> **Problem requirements**
Could you return every line of the records below that contains the word "period"?

> **Source material**
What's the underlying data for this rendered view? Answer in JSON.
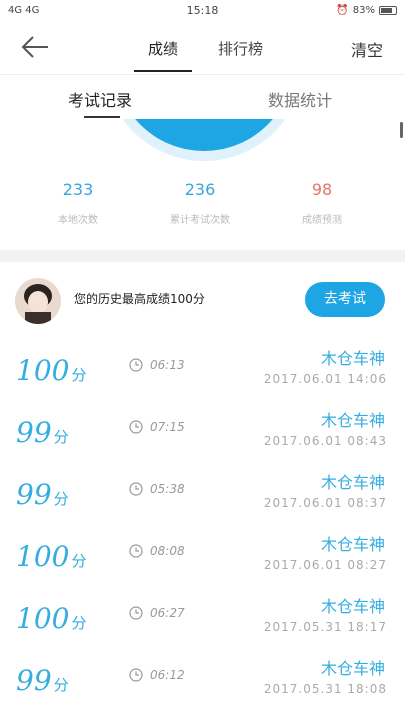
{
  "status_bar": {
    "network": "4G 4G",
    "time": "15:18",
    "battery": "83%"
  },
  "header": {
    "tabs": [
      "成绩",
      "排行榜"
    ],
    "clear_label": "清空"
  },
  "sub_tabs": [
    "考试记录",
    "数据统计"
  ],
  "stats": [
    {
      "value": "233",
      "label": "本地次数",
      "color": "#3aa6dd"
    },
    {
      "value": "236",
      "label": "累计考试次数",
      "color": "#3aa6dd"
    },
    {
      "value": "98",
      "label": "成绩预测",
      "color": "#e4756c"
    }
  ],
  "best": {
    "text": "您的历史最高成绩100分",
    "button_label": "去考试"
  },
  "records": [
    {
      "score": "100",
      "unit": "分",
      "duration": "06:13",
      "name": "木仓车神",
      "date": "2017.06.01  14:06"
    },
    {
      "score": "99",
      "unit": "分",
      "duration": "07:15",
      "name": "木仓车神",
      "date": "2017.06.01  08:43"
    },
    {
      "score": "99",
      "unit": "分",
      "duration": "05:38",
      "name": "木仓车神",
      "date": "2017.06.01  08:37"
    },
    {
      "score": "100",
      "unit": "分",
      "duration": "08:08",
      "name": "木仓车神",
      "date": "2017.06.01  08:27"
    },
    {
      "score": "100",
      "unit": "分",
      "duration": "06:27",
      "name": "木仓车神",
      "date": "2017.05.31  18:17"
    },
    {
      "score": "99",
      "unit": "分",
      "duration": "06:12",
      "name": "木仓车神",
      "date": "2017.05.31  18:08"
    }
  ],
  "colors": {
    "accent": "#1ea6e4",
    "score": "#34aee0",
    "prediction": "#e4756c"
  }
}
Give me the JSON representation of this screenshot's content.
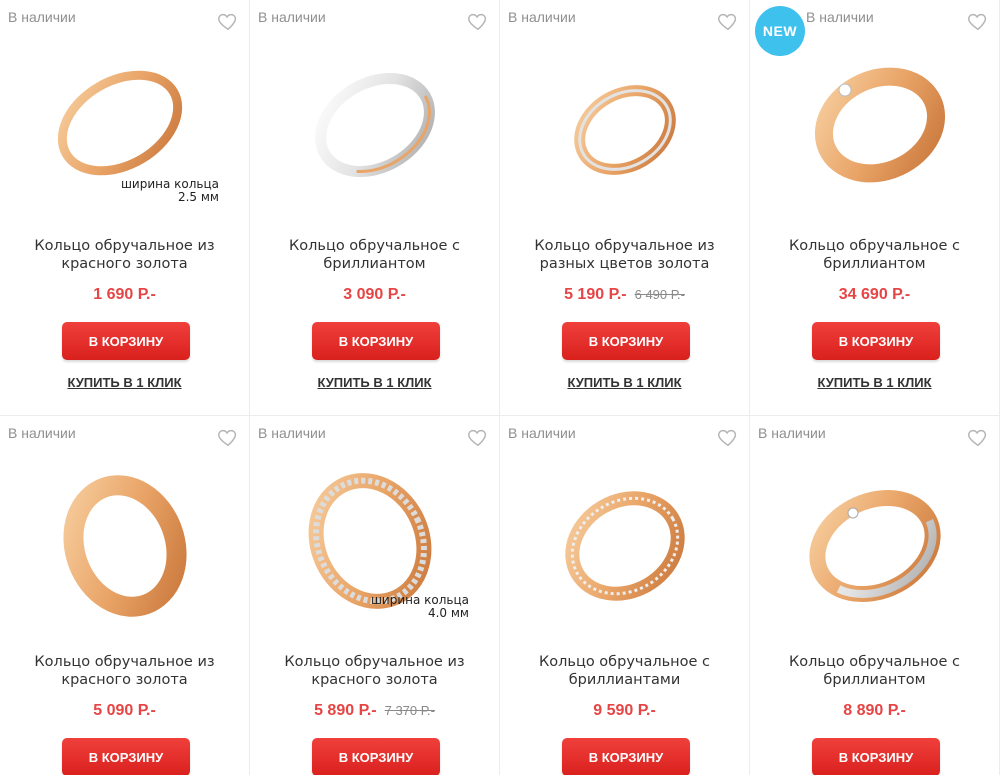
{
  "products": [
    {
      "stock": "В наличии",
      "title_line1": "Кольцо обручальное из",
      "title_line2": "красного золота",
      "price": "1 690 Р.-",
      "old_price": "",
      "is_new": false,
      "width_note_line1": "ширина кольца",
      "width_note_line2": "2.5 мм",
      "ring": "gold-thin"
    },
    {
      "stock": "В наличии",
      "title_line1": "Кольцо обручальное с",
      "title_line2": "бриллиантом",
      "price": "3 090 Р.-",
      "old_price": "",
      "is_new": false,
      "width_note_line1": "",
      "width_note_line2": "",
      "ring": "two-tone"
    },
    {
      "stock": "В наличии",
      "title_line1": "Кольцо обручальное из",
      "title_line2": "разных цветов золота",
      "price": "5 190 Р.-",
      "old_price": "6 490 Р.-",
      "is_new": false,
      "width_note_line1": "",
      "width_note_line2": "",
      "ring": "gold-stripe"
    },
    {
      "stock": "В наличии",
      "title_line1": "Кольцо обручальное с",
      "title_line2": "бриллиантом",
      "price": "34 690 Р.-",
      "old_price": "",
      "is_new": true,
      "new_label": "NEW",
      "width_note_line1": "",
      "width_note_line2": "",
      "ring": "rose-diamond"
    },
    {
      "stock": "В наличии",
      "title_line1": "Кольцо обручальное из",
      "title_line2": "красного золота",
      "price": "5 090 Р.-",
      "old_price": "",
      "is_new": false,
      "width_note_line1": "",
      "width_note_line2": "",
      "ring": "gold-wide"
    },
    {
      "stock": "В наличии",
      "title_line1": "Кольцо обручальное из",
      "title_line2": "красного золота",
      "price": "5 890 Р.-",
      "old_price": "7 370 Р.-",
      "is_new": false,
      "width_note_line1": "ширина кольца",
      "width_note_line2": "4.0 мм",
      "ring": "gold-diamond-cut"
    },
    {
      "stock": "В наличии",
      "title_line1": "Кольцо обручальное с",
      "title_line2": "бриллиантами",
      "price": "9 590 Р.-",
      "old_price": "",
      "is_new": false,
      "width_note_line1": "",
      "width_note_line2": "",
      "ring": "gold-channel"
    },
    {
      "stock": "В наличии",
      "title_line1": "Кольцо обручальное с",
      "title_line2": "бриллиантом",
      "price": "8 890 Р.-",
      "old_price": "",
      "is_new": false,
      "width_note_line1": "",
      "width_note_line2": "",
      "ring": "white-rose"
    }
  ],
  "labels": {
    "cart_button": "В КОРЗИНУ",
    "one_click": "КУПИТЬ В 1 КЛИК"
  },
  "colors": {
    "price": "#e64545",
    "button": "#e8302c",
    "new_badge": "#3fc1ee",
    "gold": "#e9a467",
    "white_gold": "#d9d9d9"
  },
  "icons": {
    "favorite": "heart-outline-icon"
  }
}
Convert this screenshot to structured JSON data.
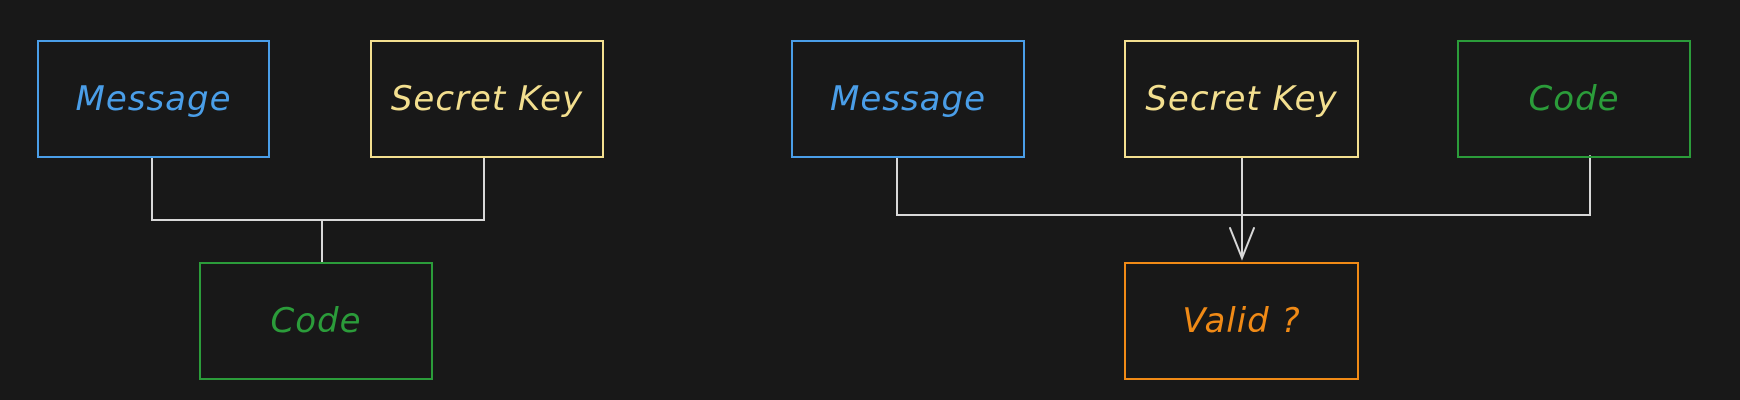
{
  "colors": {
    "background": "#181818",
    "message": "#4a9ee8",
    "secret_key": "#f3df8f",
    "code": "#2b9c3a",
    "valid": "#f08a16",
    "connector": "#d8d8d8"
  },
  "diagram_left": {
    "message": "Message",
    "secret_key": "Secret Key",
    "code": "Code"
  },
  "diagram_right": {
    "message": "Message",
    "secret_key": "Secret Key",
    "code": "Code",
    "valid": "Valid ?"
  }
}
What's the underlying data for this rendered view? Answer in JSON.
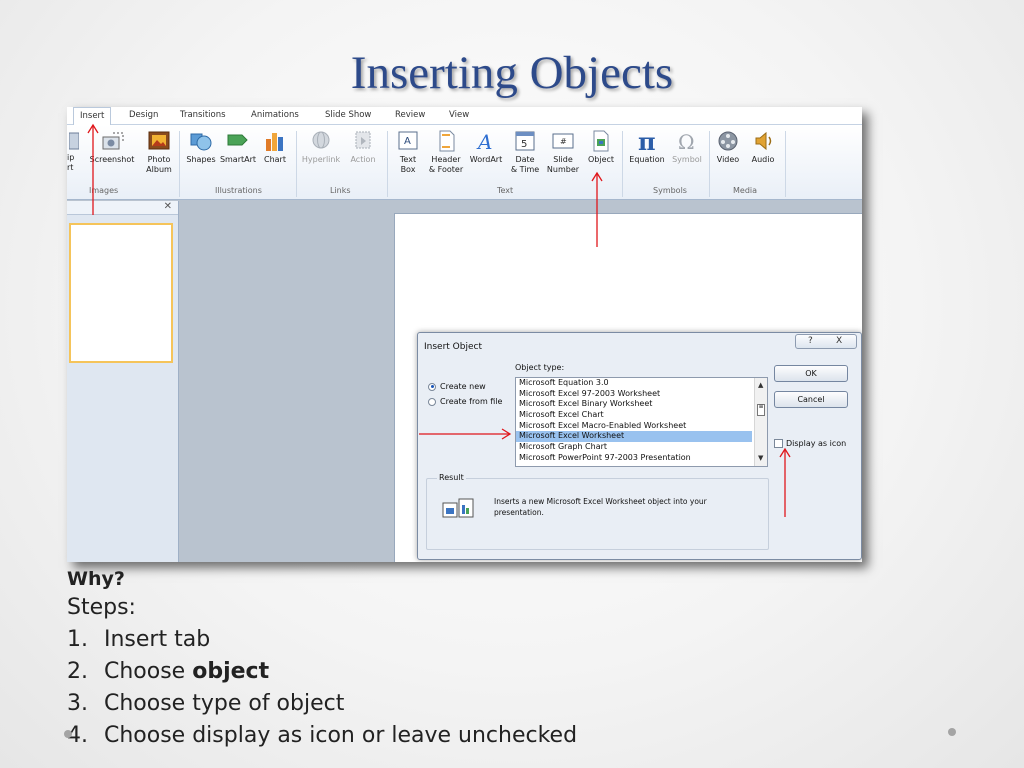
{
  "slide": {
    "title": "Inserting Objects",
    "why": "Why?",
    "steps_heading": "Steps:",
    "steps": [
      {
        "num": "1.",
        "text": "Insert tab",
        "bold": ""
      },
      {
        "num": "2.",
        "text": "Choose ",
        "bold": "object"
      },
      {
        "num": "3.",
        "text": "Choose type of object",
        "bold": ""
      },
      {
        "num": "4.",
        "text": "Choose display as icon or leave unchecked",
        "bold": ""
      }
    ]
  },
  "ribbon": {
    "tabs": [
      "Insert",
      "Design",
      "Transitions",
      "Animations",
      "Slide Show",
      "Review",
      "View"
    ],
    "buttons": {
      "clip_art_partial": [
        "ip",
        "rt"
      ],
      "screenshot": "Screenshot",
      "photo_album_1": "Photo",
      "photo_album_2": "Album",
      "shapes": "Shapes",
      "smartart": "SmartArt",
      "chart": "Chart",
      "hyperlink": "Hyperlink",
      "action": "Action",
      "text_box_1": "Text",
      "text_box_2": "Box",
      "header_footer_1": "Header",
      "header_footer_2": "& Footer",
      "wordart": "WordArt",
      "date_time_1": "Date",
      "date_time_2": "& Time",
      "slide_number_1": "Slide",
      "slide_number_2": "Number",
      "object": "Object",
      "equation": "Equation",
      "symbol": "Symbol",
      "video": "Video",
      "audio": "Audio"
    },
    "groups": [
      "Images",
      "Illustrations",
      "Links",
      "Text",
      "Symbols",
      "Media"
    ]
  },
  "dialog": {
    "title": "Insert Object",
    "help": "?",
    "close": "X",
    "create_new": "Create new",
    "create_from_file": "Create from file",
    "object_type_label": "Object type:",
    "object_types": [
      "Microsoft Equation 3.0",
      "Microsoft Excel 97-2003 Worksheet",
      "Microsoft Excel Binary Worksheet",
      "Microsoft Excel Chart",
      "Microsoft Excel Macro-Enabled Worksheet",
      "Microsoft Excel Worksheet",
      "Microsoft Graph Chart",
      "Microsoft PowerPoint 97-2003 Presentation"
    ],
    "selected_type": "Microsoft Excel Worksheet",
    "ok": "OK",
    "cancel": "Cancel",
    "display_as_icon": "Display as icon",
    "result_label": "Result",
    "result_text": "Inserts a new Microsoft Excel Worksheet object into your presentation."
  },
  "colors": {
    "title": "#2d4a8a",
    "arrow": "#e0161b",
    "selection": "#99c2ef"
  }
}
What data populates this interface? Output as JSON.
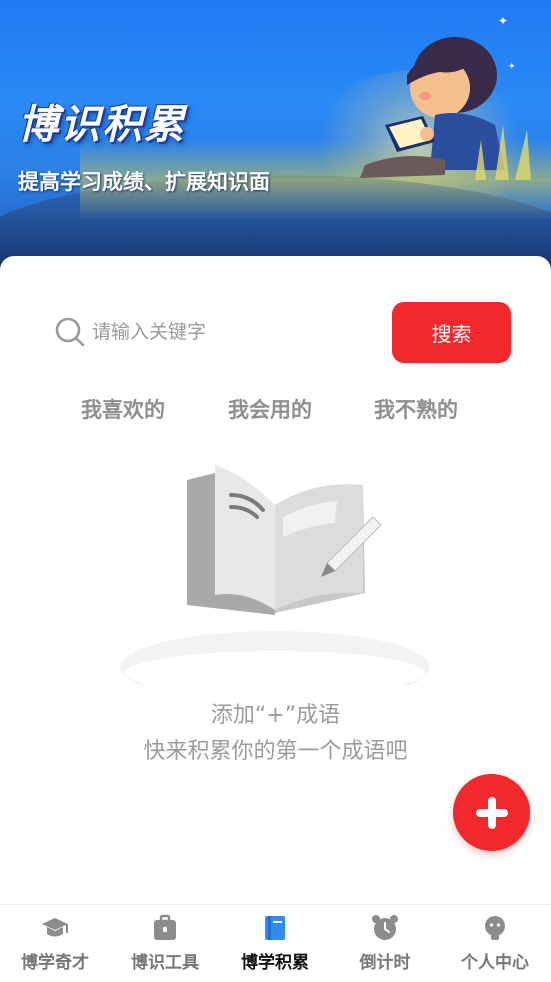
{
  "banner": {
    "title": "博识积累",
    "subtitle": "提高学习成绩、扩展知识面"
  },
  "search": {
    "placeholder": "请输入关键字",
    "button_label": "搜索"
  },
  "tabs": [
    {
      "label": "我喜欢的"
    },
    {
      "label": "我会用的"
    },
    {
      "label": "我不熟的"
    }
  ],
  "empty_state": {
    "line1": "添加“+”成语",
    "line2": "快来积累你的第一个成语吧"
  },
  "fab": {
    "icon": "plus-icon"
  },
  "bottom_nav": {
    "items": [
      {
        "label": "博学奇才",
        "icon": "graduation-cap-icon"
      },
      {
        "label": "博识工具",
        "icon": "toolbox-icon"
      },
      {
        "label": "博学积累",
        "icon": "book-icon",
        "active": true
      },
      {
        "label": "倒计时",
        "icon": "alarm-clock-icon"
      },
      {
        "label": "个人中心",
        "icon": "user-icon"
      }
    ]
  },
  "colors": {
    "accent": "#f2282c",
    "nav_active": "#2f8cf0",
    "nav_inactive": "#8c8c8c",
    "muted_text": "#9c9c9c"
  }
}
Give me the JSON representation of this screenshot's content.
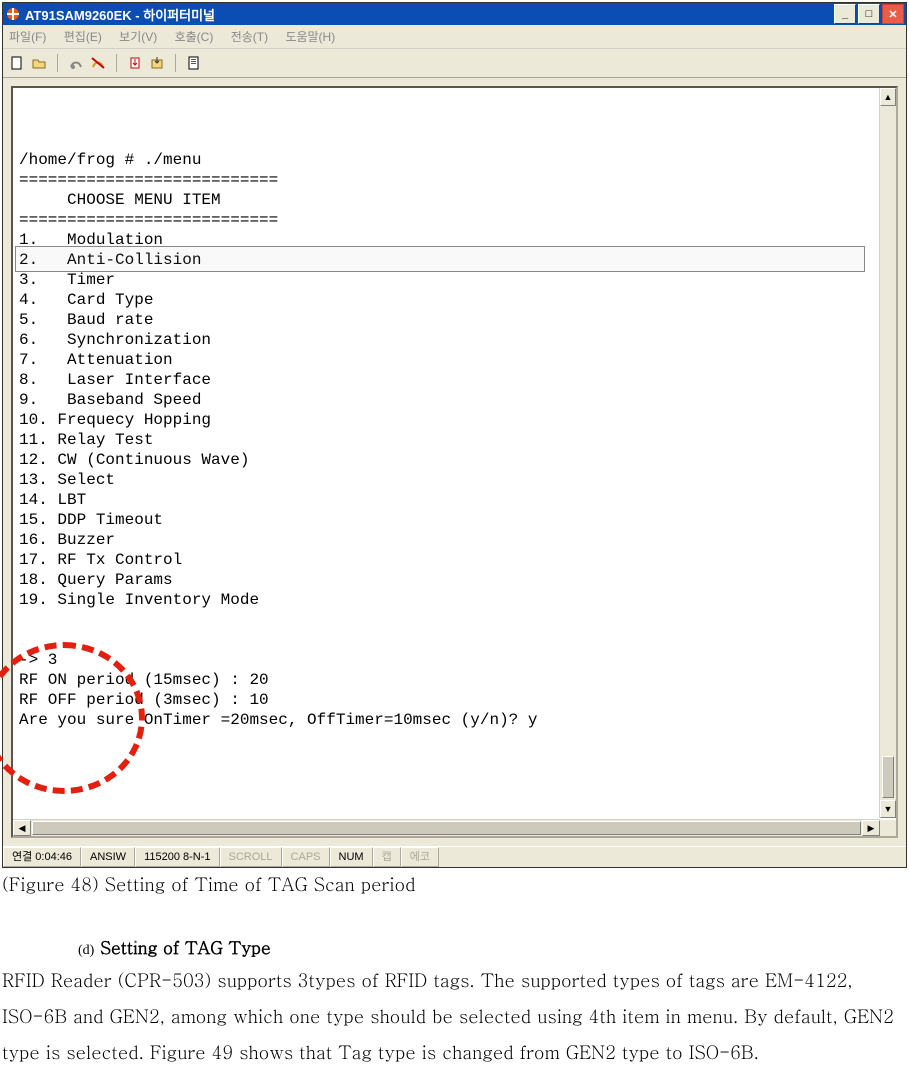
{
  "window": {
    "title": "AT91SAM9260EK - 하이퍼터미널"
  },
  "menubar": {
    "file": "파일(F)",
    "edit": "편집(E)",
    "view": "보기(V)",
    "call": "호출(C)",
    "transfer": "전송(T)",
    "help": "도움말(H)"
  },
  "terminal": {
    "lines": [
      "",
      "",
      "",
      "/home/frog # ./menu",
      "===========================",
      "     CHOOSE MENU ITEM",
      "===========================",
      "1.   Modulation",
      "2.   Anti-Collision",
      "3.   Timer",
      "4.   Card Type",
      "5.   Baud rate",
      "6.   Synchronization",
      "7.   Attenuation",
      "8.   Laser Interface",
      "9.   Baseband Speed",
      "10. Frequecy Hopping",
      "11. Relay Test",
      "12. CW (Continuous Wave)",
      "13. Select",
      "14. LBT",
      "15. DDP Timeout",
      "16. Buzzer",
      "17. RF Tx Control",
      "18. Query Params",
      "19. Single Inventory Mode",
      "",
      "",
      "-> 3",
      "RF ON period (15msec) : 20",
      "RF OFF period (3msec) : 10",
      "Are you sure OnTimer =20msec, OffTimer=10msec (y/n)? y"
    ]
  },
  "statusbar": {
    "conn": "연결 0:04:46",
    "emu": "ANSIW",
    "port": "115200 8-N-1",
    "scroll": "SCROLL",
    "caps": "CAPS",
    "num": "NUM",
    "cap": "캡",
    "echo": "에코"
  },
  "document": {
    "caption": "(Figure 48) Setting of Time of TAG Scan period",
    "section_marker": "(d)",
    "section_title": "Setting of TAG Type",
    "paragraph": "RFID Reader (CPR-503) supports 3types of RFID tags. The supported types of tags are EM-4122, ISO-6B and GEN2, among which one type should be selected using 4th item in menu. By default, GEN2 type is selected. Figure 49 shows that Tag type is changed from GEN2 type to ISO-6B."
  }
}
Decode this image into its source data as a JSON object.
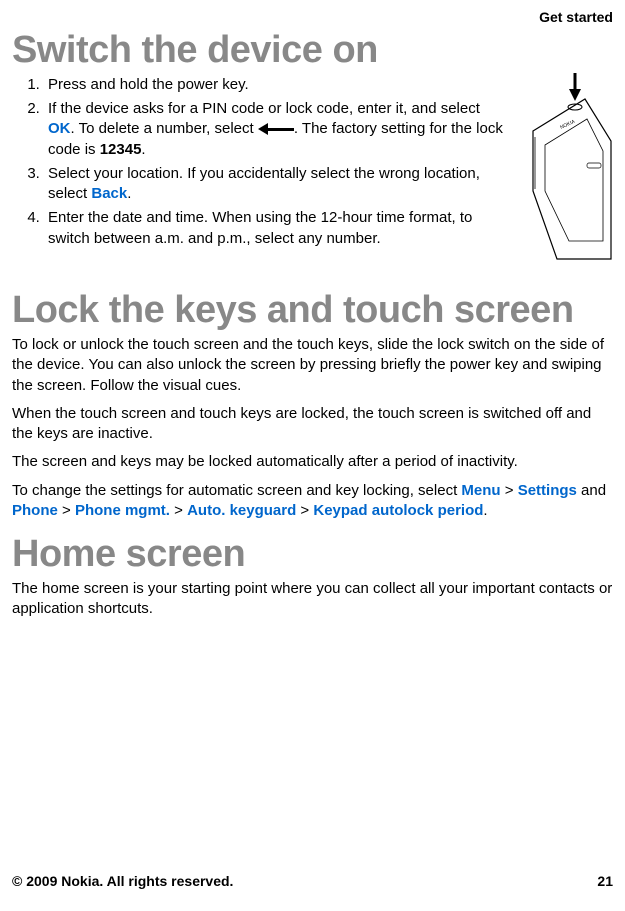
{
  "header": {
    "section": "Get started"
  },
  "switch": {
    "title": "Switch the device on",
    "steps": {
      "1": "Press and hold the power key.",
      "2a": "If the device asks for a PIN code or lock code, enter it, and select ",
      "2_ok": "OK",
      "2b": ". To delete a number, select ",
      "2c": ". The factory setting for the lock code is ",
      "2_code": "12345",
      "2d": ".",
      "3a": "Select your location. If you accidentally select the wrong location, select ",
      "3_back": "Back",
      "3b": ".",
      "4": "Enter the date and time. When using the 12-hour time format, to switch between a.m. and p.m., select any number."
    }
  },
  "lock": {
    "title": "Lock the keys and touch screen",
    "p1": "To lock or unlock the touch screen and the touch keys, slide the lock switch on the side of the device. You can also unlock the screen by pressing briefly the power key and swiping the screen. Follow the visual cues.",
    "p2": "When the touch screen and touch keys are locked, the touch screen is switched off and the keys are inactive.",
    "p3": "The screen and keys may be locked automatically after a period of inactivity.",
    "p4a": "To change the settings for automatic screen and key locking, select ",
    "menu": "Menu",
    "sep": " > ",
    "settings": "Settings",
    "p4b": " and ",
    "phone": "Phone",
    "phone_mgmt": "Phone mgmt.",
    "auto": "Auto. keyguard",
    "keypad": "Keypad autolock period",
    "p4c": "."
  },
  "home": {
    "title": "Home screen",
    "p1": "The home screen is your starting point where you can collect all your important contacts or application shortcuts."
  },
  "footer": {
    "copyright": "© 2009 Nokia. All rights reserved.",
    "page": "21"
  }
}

> **Result**
      "RF ON period (15msec) : 20",
      "RF OFF period (3msec) : 10",
    "caption": "(Figure 48) Setting of Time of TAG Scan period",
    "p3": "The screen and keys may be locked automatically after a period of inactivity.",
    "keypad": "Keypad autolock period",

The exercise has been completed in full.